We worked on a bottle of Tosti, which is a sparkling wine. We shaped the bottle so it had a belly on it. The reason we chose that shape is the bottle was going to be sold all over the world and the belly can be found everywhere. You can see it in ancient objects that have been found in Africa. Everyone is familiar with the archetype. We shaped the label around the bottle so when these bottles go on the shelf, there is always unconscious communication between the customer and the product.
Another project we did was with Alois Lageder from Trentino, which had an old-fashioned product line with old-fashioned labels. In this case, we organised a contest with modern artists; we brought them around the winery, we made them speak with the winemaker and we told them to create a team to express the winery. This main thing with this winery is that they try to have as little impact on the environment as possible. They are biodynamic. At the end, we collected all of the art papers and chose teams to express what the winemaker is doing with his wines.

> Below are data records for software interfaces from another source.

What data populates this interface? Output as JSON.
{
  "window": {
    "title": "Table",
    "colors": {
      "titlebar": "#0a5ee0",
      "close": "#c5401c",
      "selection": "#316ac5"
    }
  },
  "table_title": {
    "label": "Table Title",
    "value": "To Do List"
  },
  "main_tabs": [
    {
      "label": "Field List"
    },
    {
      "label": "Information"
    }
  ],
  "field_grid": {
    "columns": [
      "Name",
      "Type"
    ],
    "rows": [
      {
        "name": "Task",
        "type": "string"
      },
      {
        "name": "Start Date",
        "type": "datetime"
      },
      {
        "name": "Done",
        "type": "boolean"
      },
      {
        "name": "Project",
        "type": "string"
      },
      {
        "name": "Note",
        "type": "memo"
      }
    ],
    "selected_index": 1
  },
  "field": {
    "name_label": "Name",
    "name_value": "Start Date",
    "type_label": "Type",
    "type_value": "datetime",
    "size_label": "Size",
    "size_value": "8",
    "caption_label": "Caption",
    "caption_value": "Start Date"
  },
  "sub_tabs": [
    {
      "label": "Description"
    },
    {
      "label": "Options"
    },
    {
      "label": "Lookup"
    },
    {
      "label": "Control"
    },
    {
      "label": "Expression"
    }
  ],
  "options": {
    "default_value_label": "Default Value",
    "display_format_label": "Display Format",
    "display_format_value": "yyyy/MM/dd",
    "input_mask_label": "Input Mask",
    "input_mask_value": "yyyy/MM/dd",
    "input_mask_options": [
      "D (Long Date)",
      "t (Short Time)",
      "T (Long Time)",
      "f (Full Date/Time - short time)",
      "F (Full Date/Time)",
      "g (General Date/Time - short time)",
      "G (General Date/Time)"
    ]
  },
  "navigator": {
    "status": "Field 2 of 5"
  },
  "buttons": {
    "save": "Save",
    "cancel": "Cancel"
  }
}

When you see the pictures, you will see there are two archetypal elements: the circle and the square. The circle is an archetype of the sky and it can also express the continuity of nature. This means if you are biodynamic you respect the environment and have a circular life – if you use a lot of chemicals, on the other hand, you cannot have circular growth, because you will have to keep on using chemicals or have no fruit. So you see, these labels have three levels. The first is that they are nice to see, because they have art work on them; the second is that they express nature. In nature there are four themes: the ground, the wine plant, the wine maker and the wine itself. For the ground the artist’s work was about putting a stone on a paper and to brush it, so we got a label with an image of the ground that gave birth to the wine. The second label has a stylized vine leaf on it. The third step is that you can find the handprints of the winemaker on the label. This is a very modern design and it replaced a very old design. The export manager was afraid to put this wine on the US market and also on the Italian one, because it was a break from the past. But in this case the label had a very interesting story to tell, because when you talk about how the artists worked, you are proving that we are really authentic. In the end they went with the label and the result was that they sold out.

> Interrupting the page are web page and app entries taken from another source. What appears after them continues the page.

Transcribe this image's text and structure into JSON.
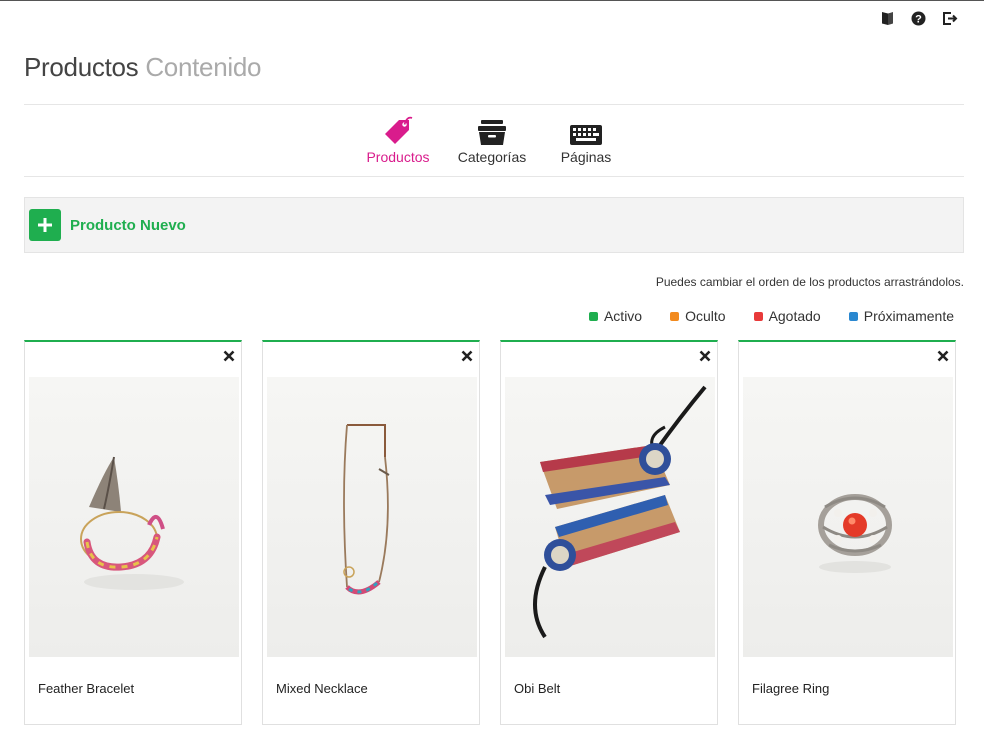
{
  "header": {
    "title": "Productos",
    "subtitle": "Contenido",
    "icons": [
      "book-icon",
      "help-icon",
      "logout-icon"
    ]
  },
  "tabs": [
    {
      "label": "Productos",
      "icon": "tag-icon",
      "active": true
    },
    {
      "label": "Categorías",
      "icon": "archive-box-icon",
      "active": false
    },
    {
      "label": "Páginas",
      "icon": "keyboard-icon",
      "active": false
    }
  ],
  "actions": {
    "new_product_label": "Producto Nuevo"
  },
  "hint": "Puedes cambiar el orden de los productos arrastrándolos.",
  "legend": [
    {
      "label": "Activo",
      "color": "#1fae4f"
    },
    {
      "label": "Oculto",
      "color": "#f28a1e"
    },
    {
      "label": "Agotado",
      "color": "#e83a3a"
    },
    {
      "label": "Próximamente",
      "color": "#2a88d0"
    }
  ],
  "colors": {
    "accent_active_tab": "#d91c8c",
    "green": "#1fae4f"
  },
  "products": [
    {
      "name": "Feather Bracelet",
      "status": "Activo"
    },
    {
      "name": "Mixed Necklace",
      "status": "Activo"
    },
    {
      "name": "Obi Belt",
      "status": "Activo"
    },
    {
      "name": "Filagree Ring",
      "status": "Activo"
    }
  ]
}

What not to do
The most common mistake is copying. If you go to a territory like Piedmont and visit maybe two or three of the wineries which have no conception of branding, marketing or design, you see they look the same. Maybe they have looked at each other, or looked at the leader, to get their design elements, but in doing this they are only working for the leader. They are reinforcing the leader’s ideas. Another very common mistake is to try and design something so new and unusual that is has no substance behind it. The third mistake is making a very nice design when the wine itself is not so good.
Sometimes for the international market we are asked to design different labels for secondary lines. In this case, you can choose to design a label to be seen as typically ‘Italian’ and many do this. But nobody will remember your label or your brand, because you have made yourself into just another Italian wine. So even on the international market, we still prefer to design in such a way that it expresses the winery.

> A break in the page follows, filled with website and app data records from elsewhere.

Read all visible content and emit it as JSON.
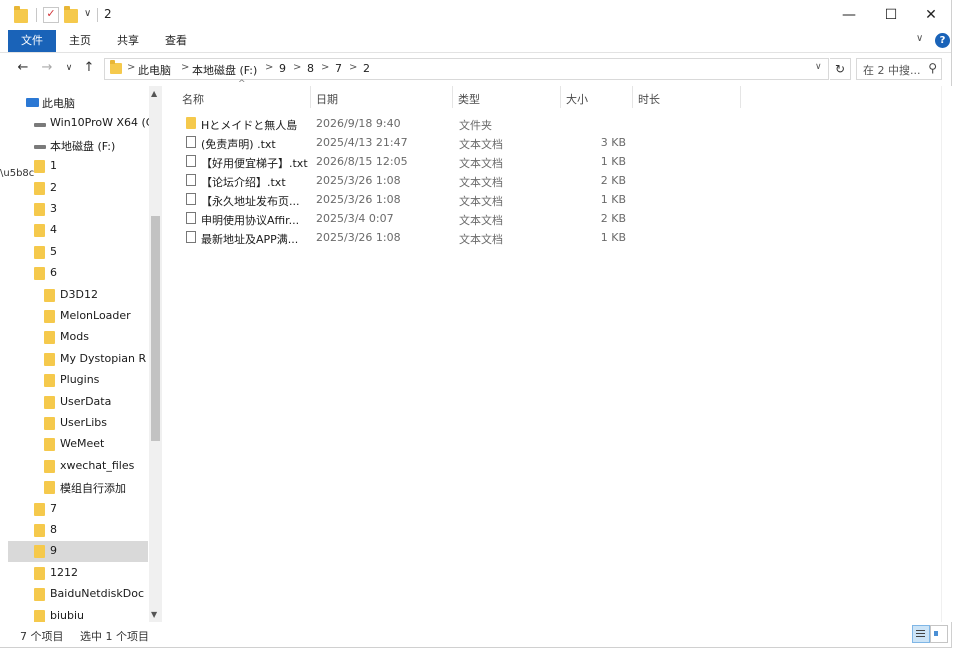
{
  "window": {
    "title": "2",
    "qat_caret": "∨",
    "controls": {
      "minimize": "—",
      "maximize": "☐",
      "close": "✕"
    }
  },
  "ribbon": {
    "tabs": [
      "文件",
      "主页",
      "共享",
      "查看"
    ],
    "help": "?",
    "collapse": "∨"
  },
  "nav": {
    "back": "←",
    "forward": "→",
    "recent": "∨",
    "up": "↑",
    "breadcrumb": [
      "此电脑",
      "本地磁盘 (F:)",
      "9",
      "8",
      "7",
      "2"
    ],
    "crumb_separator": ">",
    "refresh": "↻",
    "search_placeholder": "在 2 中搜...",
    "search_icon": "search-icon"
  },
  "tree": {
    "items": [
      {
        "label": "此电脑",
        "kind": "pc",
        "indent": 0
      },
      {
        "label": "Win10ProW X64 (C",
        "kind": "drive",
        "indent": 1
      },
      {
        "label": "本地磁盘 (F:)",
        "kind": "drive",
        "indent": 1
      },
      {
        "label": "1",
        "kind": "folder",
        "indent": 2
      },
      {
        "label": "2",
        "kind": "folder",
        "indent": 2
      },
      {
        "label": "3",
        "kind": "folder",
        "indent": 2
      },
      {
        "label": "4",
        "kind": "folder",
        "indent": 2
      },
      {
        "label": "5",
        "kind": "folder",
        "indent": 2
      },
      {
        "label": "6",
        "kind": "folder",
        "indent": 2
      },
      {
        "label": "D3D12",
        "kind": "folder",
        "indent": 3
      },
      {
        "label": "MelonLoader",
        "kind": "folder",
        "indent": 3
      },
      {
        "label": "Mods",
        "kind": "folder",
        "indent": 3
      },
      {
        "label": "My Dystopian R",
        "kind": "folder",
        "indent": 3
      },
      {
        "label": "Plugins",
        "kind": "folder",
        "indent": 3
      },
      {
        "label": "UserData",
        "kind": "folder",
        "indent": 3
      },
      {
        "label": "UserLibs",
        "kind": "folder",
        "indent": 3
      },
      {
        "label": "WeMeet",
        "kind": "folder",
        "indent": 3
      },
      {
        "label": "xwechat_files",
        "kind": "folder",
        "indent": 3
      },
      {
        "label": "模组自行添加",
        "kind": "folder",
        "indent": 3
      },
      {
        "label": "7",
        "kind": "folder",
        "indent": 2
      },
      {
        "label": "8",
        "kind": "folder",
        "indent": 2
      },
      {
        "label": "9",
        "kind": "folder",
        "indent": 2,
        "selected": true
      },
      {
        "label": "1212",
        "kind": "folder",
        "indent": 2
      },
      {
        "label": "BaiduNetdiskDoc",
        "kind": "folder",
        "indent": 2
      },
      {
        "label": "biubiu",
        "kind": "folder",
        "indent": 2
      }
    ]
  },
  "columns": {
    "name": "名称",
    "date": "日期",
    "type": "类型",
    "size": "大小",
    "length": "时长",
    "sort_indicator": "^"
  },
  "files": [
    {
      "name": "Hとメイドと無人島",
      "date": "2026/9/18 9:40",
      "type": "文件夹",
      "size": "",
      "is_folder": true
    },
    {
      "name": "(免责声明) .txt",
      "date": "2025/4/13 21:47",
      "type": "文本文档",
      "size": "3 KB"
    },
    {
      "name": "【好用便宜梯子】.txt",
      "date": "2026/8/15 12:05",
      "type": "文本文档",
      "size": "1 KB"
    },
    {
      "name": "【论坛介绍】.txt",
      "date": "2025/3/26 1:08",
      "type": "文本文档",
      "size": "2 KB"
    },
    {
      "name": "【永久地址发布页...",
      "date": "2025/3/26 1:08",
      "type": "文本文档",
      "size": "1 KB"
    },
    {
      "name": "申明使用协议Affir...",
      "date": "2025/3/4 0:07",
      "type": "文本文档",
      "size": "2 KB"
    },
    {
      "name": "最新地址及APP满...",
      "date": "2025/3/26 1:08",
      "type": "文本文档",
      "size": "1 KB"
    }
  ],
  "status": {
    "count": "7 个项目",
    "selected": "选中 1 个项目"
  },
  "colors": {
    "accent": "#1a63b8",
    "folder": "#f5c94c",
    "selected_tree": "#d9d9d9"
  }
}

As told to Felicity Carter
This article first appeared in Meininger’s Wine Business International in 2009. The image comes from the SGA website.